‘Closed Churches Threaten the Faithful; Open Ones Threaten the Viruses’3 December 2020
We read that, in England, churches are going to be open for Christmas. Among these will be the Orthodox ones. As of today, Ireland is allowing 50 people at a time to attend Mass.
In Holland, churches haven’t closed at all in the second phase, even though there’s been an enormous outbreak of cases and deaths from the pandemic.
The same is true in Poland, despite the fact that the situation there is much harsher than it is in Greece.
In the USA, the Supreme Court has forbidden the state of New York to impose strict limits on numbers in places of worship, calling it an unconstitutional act.
Macron has announced the opening of churches in France Why? Because there are fewer people going and so the threat is less? Or perhaps because ‘the observation of religious duties’ is a constitutional right in France and America, but not in Greece?
Now we see Cyprus. Measures have been put in place which are not depriving the faithful of the breath of life: 75 parishioners in each church. In Limassol and Paphos churches are open to celebrate Saint Andrew. In Patra, the Cathedral of Saint Andrew [the patron saint of the city] is closed, under the watchful eye of the police, so the people can’t celebrate the feast of their own saint! Then the saints of December are coming. And after that Christmas…
So we ask: why are the measures so restrictive in Greece? Why, instead of a gradual relaxation, are we seeing worship being policed?
Here in our blessed land which is full of monasteries, chapels and shrines, why do you run the risk of a fine if you go to light a candle in church? You have to go like a thief and a little bit of a cheat!
Why is there no provision to go to the cemetery to mourn someone you’ve lost, to have a Trisagion said for their soul, to throw a little wheat or some earth on their grave?
Why is there no arrangement for even a single believer to be present at the Divine Liturgy or the services, and why are the sacraments (weddings and baptisms) and other rites forbidden?
Even at funerals, the tight restrictions are incomprehensible. Supposing a mother or father of a large family dies, will their siblings, children and grandchildren be prevented from going to bid them farewell, from crying over them and from praying for them?
What harm would it do for the faithful to attend church as they’re doing in Cyprus, based on the size of the church and the social distancing rules that are in place?
Maybe the Cypriots are less fervent in the faith, less demonstrative than we are and so the danger of irregularities is greater in Greece than it is there?
Was there perhaps a greater spread of the pandemic in churches- where, in any case, the number of attendees was small- than in supermarkets and other shops? Is there any such evidence that we’re not aware of?
And how do we explain the geographical distribution of the spread of the virus? Are the Christians in Macedonia and Thrace to blame and those in the rest of Greece less devout?
And if some clergymen or monks fall ill, what does that mean? That they were infected in church? And why did the clergy catch the virus and not the congregation? Did the ministers and members of parliament catch it in their offices?

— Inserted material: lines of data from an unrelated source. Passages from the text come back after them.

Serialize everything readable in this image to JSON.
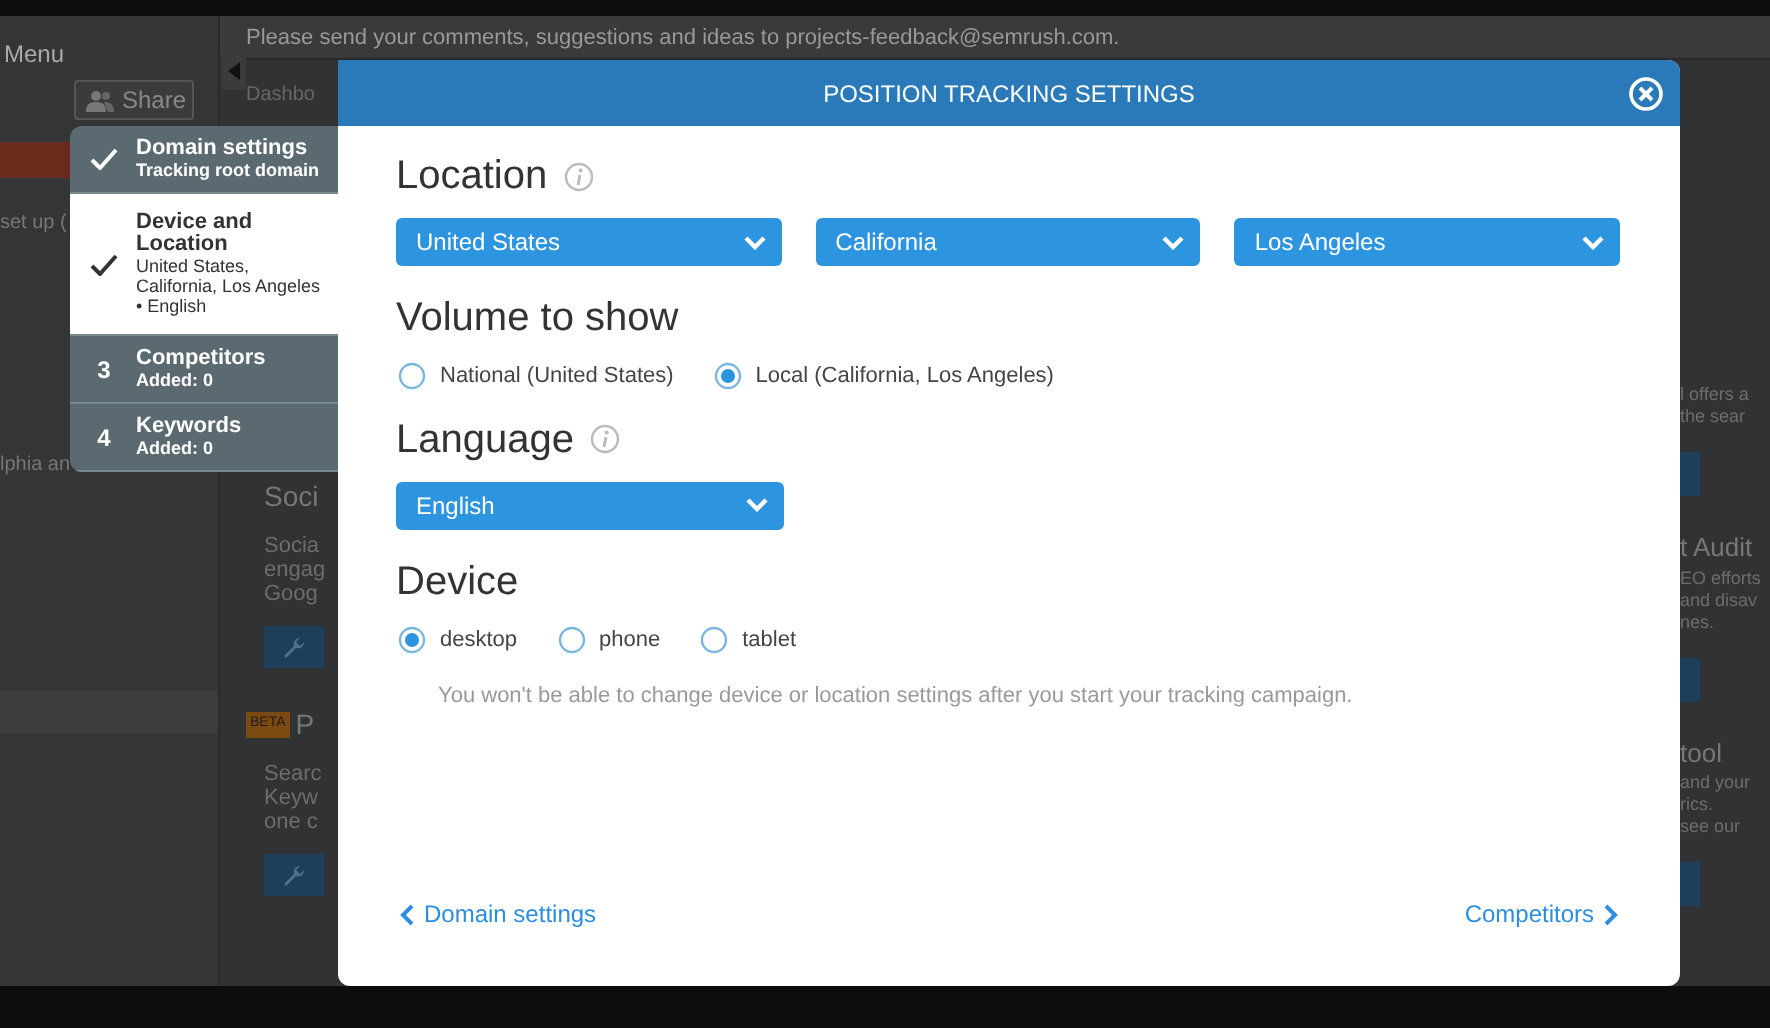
{
  "background": {
    "menu_label": "Menu",
    "share_button": "Share",
    "sidebar_texts": [
      "set up (",
      "lphia an"
    ],
    "notice": {
      "text": "Please send your comments, suggestions and ideas to",
      "link": "projects-feedback@semrush.com",
      "end": "."
    },
    "breadcrumb": "Dashbo",
    "left_cards": [
      {
        "title": "Soci",
        "lines": [
          "Socia",
          "engag",
          "Goog"
        ]
      },
      {
        "badge": "BETA",
        "title": "P",
        "lines": [
          "Searc",
          "Keyw",
          "one c"
        ]
      }
    ],
    "right_cards": [
      {
        "lines": [
          "l offers a",
          "the sear"
        ]
      },
      {
        "title": "t Audit",
        "lines": [
          "EO efforts",
          "and disav",
          "nes."
        ]
      },
      {
        "title": "tool",
        "lines": [
          "and your",
          "rics.",
          "see our"
        ]
      }
    ]
  },
  "steps": [
    {
      "done": true,
      "selected": false,
      "title": "Domain settings",
      "subtitle": "Tracking root domain"
    },
    {
      "done": true,
      "selected": true,
      "title": "Device and Location",
      "subtitle": "United States, California, Los Angeles • English"
    },
    {
      "done": false,
      "selected": false,
      "number": "3",
      "title": "Competitors",
      "subtitle": "Added: 0"
    },
    {
      "done": false,
      "selected": false,
      "number": "4",
      "title": "Keywords",
      "subtitle": "Added: 0"
    }
  ],
  "modal": {
    "title": "POSITION TRACKING SETTINGS",
    "sections": [
      {
        "kind": "selects",
        "heading": "Location",
        "info": true,
        "selects": [
          "United States",
          "California",
          "Los Angeles"
        ]
      },
      {
        "kind": "radios",
        "heading": "Volume to show",
        "options": [
          {
            "label": "National (United States)",
            "selected": false
          },
          {
            "label": "Local (California, Los Angeles)",
            "selected": true
          }
        ]
      },
      {
        "kind": "selects",
        "heading": "Language",
        "info": true,
        "selects": [
          "English"
        ]
      },
      {
        "kind": "radios",
        "heading": "Device",
        "options": [
          {
            "label": "desktop",
            "selected": true
          },
          {
            "label": "phone",
            "selected": false
          },
          {
            "label": "tablet",
            "selected": false
          }
        ]
      }
    ],
    "note": "You won't be able to change device or location settings after you start your tracking campaign.",
    "back_link": "Domain settings",
    "next_link": "Competitors"
  }
}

And why are the reactions and the public, provocative violations by political parties and agencies accepted when there isn’t the slightest toleration for the judicious operation of churches? This is all we’re talking about, nothing else.
We need a breather. We’re choking. We can’t take any more.
Who’s to blame for all this, in the end? The spoiled ‘people of God’? The passive attitude of the Church? The lack of understanding on the part of the state? Perhaps prejudices and hostility or even an eagerness to cast aspersions at the Church and persecute the faithful? What’s to blame?
Irrespective of whose fault it is, something has to change. With respect for the critical nature of the situation, but also for the necessity of our spiritual survival.
Faith is very deeply rooted in the hearts of the faithful. It’s more necessary than the breath of life to us. Measures imposed without regard for our breathing and our pleading are deadly for our existence. We can’t bear it. The need for the Church and its sacraments is existential. And the closer we come to Christmas, the more intense is the feeling of asphyxiation.
We respect all the measures and we must observe them with all meticulousness to protect our own and public health, but we all need to save the last vestiges of our faith.
We’ll accept everything gladly if this means our churches remain open. And that a ray of hope remains open within us. A little light. The oxygen of divine worship is more vital for us than the oxygen of breathing.
And church attendance at Christmas is far more to the point than the decorations, the presents, the shopping and the eating out. This is why we willingly wear masks: in the hope that our soul will finally gain some relief in those days.
Churches must open at once. Certainly in conformity with strict public health regulations.
But these must also be reasonable.
We acknowledge the crisis and the need to protect our health. We don’t want to be responsible for the ill health or death of other people. Nor do we disrespect the responsibility of those in charge. Never and not in any way. Let us as the Church undertake those responsibilities which are incumbent upon us.
We also ask for respect for our faith, however, and for our need for spiritual survival. The measures which have been implemented have sent us into intensive care. We are in desperate need of oxygen and… breathing equipment. We need our churches to be open. Or at least not under lock, key and supervision.
Closed churches threaten the faithful; open ones [threaten] all the viruses.